The history of the camera sometimes veers away from the history of photography, at times the two are not mutually dependant. The camera as we know it is a more modern invention, prior to the industrial revolution "photographers" used a variety of chemical techniques and image capturing processes but by no means did they use something you could consider a camera. In fact the camera traces its roots back earlier than photography back to the camera obscura, a device first recorded in 1021 in the Book of Optics by Ibn al-Haytham. The Camera Obscura uses a pinhole to project an image of a scene onto a viewing surface (albeit the image is upside down).


The camera obscura was used by everyone from artists to astronomers to advance their work, however it was very rarely used for pleasure as there was no way to preserve the image produced other than by painting it. The first real small and practical camera that could be used as we might recognise today was developed in 1685 by Johann Zahn. Sadly it never caught the public imagination and remained as a prototype for over a century. Niepce produced something akin to a modern camera when he produced his first image in 1814, and the Daguerreotype (discussed elsewhere in our article on the history of photography) can be considered one of the first practical applications of a camera. Sliding boxes allowed the device to be focused, however it was still very unwieldy and required hazardous chemicals as part of the development process.


The gelatine dry plate was invented by Richard Leach Maddox in 1871 and this allowed cameras to be produced far smaller than was every thought possible in the past. Something akin to a revolution occurred with inventors producing cameras in all shapes and sizes. A craze in miniturisation took place with designers developing cameras that could be concealed in hats, pocket watches, stationary and a variety of other items. It was not until photographic film was developed in 1885 by George Eastman that modern photography was truly born, and the "Kodak" camera was introduced shortly after in 1888. The Kodak was incredibly easy to use and came loaded with enough film for 100 shots. When the film had been used the entire camera was to be sent back to the factory where it would be developed and reset with another 100 shots worth of film.


Like all good businessmen Eastman seized upon the opportunity and expanded his line of cameras. The famous Brownie that was introduced in 1900 revolutionised the industry, in fact it was so popular that it was updated in various new forms until the '60's. Despite the obvious advantages offered by film cameras many professionals chose to stick with plate cameras as the quality of the finished article was much higher initially. In fact in some specialist industries such as astronomical cameras it was not until the advent of digital photography that plates eventually fell into obscurity.


The final phase in the creation of the modern camera came with the standardisation of the 35mm format. This came about when Oskar Barnack decided to experiment with 35mm cinema film when constructing a compact camera. He felt that this would allow for higher quality enlargements of any images that were taken, and his prototype was finished in 1913. Dubbed the "Ur-Leica" it was put on hold due to the events of World War I, however after the war it entered full production as the Leica I and proved to be so popular that competitors emerged overnight to copy the format and try to emulate Barnack's success. Eventually all major manufacturers adopted the 35mm format and until the advent of digital photography the industry changed very little.
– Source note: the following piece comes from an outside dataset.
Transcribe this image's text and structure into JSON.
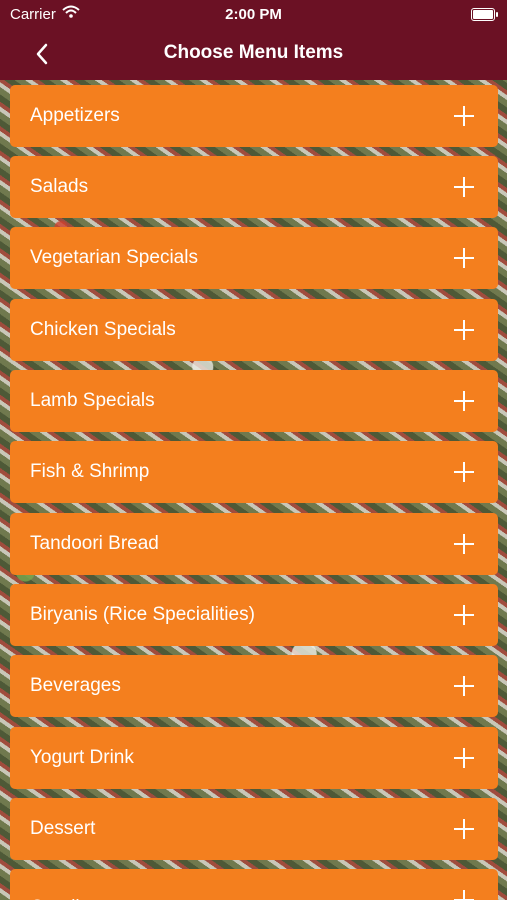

Despite the basic technology behind the camera remaining somewhat static there were a number of innovations in the industry throughout the 1900's. The first reflex camera was developed in 1928 and proved to be something of a milestone, with the first SLR following in 1933. Viewfinder and lens technology also improved in the inter-war years resulting in much finer quality cameras and photographs. One cannot also underestimate the cultural impact of the Polaroid Model 95, the first instant camera, when it appeared on the market in 1948. It was not until digital photography became mainstream that Polaroid instants became obsolete, and many enjoyed the instant images that the camera could offer.